The National Senior Games (NSG) are back! The original 2021 dates were rescheduled to May 10-23, 2022, in Fort Lauderdale due to the pandemic. Athletes 50 and older are anxious for the return of what is now the largest qualified multisport competition in the world, with more competitors than the Olympic Games.
The NSG features competition in 22 sports in what has become a biennial celebration of health and wellbeing. “It’s the camaraderie and the friendships we develop over the years that keep us coming back,” says Brian Hankerson, a 67-year-old long jump national champion from Florida.
Cheryl Tubbs, a 62-year-old pickleball player from Delaware, agrees. “There’s a true spirit of community among competitors. You can go to any part of this country and they’re welcoming towards you. They invite you into their homes and share their bread with you.”
“It doesn’t matter whether you’re short or tall, big or small, old or young. There’s something for everybody,” adds 70-year-old Woody Dietrich, a discus thrower from Ohio. “You meet healthy and optimistic people and come away with lots of inspiration. It’s just the best thing.”
The NSG attracts athletes from all 50 states, but the one town or city with the largest number of entrants is The Villages, Florida. The Villages is the fastest-growing metro area in the country and the success of its athletes is not by accident. It’s by design. All the ingredients necessary to learn, improve, compete, and to win are designed into this master-planned community north of Orlando.

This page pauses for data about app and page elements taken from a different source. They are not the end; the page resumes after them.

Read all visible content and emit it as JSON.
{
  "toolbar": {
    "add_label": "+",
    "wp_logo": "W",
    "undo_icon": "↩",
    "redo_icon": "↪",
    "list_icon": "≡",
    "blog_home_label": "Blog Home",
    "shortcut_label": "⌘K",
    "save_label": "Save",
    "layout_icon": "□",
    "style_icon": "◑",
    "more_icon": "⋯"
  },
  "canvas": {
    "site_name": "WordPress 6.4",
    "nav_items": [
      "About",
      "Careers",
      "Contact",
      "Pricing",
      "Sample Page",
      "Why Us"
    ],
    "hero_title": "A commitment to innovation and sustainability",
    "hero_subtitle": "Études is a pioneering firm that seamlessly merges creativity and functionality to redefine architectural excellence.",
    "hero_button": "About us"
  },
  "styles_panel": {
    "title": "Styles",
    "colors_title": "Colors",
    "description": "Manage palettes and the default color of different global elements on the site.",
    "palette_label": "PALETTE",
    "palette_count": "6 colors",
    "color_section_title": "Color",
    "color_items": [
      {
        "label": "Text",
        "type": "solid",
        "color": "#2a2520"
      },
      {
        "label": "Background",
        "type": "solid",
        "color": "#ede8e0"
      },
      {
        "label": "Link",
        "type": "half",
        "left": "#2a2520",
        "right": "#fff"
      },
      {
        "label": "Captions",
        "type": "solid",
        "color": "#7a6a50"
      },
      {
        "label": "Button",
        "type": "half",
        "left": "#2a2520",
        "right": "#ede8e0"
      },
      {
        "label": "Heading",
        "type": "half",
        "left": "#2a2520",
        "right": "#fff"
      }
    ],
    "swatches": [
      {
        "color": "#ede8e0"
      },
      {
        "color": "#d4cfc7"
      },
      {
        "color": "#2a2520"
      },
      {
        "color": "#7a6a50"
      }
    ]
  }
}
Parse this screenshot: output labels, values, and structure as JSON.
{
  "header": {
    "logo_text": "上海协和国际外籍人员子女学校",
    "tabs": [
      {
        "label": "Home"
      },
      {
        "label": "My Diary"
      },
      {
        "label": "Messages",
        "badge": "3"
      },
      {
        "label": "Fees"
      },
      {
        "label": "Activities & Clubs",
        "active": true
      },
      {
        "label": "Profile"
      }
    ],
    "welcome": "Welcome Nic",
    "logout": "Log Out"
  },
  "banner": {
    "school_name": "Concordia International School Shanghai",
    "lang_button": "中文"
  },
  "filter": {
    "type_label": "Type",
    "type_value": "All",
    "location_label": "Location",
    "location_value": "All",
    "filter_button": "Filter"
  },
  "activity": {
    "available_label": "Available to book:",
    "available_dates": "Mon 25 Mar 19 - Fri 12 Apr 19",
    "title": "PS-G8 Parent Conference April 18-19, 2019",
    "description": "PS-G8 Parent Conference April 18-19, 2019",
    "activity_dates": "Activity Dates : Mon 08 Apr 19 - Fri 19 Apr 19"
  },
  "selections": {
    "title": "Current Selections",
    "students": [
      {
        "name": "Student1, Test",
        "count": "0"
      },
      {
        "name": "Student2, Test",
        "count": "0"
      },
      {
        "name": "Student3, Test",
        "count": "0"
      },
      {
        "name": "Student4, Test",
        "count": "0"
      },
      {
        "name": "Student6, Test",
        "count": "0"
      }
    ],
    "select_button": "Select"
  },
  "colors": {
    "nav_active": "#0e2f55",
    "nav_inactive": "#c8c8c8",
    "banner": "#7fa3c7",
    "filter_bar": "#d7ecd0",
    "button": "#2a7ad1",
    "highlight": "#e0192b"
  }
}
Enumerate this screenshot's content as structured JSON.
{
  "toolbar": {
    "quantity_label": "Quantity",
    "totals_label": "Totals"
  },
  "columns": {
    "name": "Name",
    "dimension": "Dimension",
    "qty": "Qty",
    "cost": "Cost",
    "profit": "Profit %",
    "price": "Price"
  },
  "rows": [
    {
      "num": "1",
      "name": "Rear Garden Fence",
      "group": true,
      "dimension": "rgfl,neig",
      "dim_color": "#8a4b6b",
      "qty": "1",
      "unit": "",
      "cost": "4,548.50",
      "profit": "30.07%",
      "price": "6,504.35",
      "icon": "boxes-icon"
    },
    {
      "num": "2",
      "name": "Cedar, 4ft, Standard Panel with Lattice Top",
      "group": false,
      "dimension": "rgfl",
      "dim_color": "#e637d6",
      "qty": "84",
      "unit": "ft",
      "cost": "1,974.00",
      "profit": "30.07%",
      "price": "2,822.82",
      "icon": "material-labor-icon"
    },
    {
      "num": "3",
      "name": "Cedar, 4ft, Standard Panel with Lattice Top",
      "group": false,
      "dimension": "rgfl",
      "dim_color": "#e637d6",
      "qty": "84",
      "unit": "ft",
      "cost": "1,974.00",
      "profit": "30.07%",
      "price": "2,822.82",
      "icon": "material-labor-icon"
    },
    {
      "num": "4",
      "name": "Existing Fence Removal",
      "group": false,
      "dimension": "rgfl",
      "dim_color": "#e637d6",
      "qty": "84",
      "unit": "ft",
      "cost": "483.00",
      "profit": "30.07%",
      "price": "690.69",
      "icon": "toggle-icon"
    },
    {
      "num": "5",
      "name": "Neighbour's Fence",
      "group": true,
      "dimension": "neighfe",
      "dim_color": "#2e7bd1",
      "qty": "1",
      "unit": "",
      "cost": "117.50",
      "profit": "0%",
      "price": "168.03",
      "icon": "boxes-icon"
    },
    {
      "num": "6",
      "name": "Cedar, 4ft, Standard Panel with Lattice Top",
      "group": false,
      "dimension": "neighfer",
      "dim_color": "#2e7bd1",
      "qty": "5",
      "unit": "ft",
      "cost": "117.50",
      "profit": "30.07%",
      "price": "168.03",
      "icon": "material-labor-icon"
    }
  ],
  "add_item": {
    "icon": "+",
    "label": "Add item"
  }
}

“Well, it’s just wonderful,” says 84-year-old Roger Vergin, a multi-sport superstar who didn’t know there was seniors or masters track until he was in his 70s. Since then, while living and training in The Villages, he’s won over 60 national championships and set dozens of records. “We’re able to get access to the track three times a week and most people can’t ever get on tracks.”
Madelaine “Tiny” Cazel was the Florida State Athlete of the Year in 2003 and hasn’t slowed down. Now 85, Cazel believes one of the biggest factors in the success of athletes from The Villages is easy access to coaching. “We have incredible coaches who help us learn and train while many, if not most, older athletes are on their own.”
Joanne Lord, a volleyball player in her 50s, agrees that facilities and coaching are important but to her, it’s being surrounded by like-minded teammates. “I’ve been here for three years,” Lord told us. “People in The Villages are excited about being together on a team and being healthy. That’s really the biggest part of it. Everybody I play with is very active and extremely healthy. We encourage one another to keep going. I’m in two dance troops and on two sports teams. It’s a lot of fun with a lot of nice people.”
“The Villages is an athlete’s heaven,” says 68-year-old swimmer Bob Jennings. “We have a running club, a triathlon club, biking clubs, a swim team and just about everything else you can imagine.” That’s an understatement. The Villages has nearly 3,000 official clubs, dozens of sports, and hundreds of teams. “This is paradise,” adds Cazel. “We went to North Carolina, California, Arizona, and several places in Florida looking for our retirement home. When we visited The Villages, I said to my husband, ‘This is it. Our search is over. We’re not going anywhere. This is where I want to stay.’”
For most who attend the National Senior Games, winning isn’t a realistic goal but that’s not why they come. The main appeal is simply socializing around a shared passion for active living. They’ll share tips, encouragement, and laughs. They’ll share stories about past competitions and make plans to get together at future events.
When asked about the emotional connection that forms among older athletes, tears began rolling down the cheeks of Sandy Garner, the Florida State Athlete of the Year. “As I age, I would like to remain active and enjoy life,” she said. “I don’t want to wind up in a nursing home with people taking care of me. I want to keep playing for as long as I can.” For most, that’s the real goal. As George Bernard Shaw first said, “We don’t stop playing because we grow old. We grow old because we stop playing.”
And as Gordon Ralph, a 90-year-old swimmer from The Villages points out, if you keep going long enough, eventually you just might find yourself on the top of the podium. “I follow one rule,” he says. “Outlive the competition. So now, I’m the only one. I’m going to get six golds!”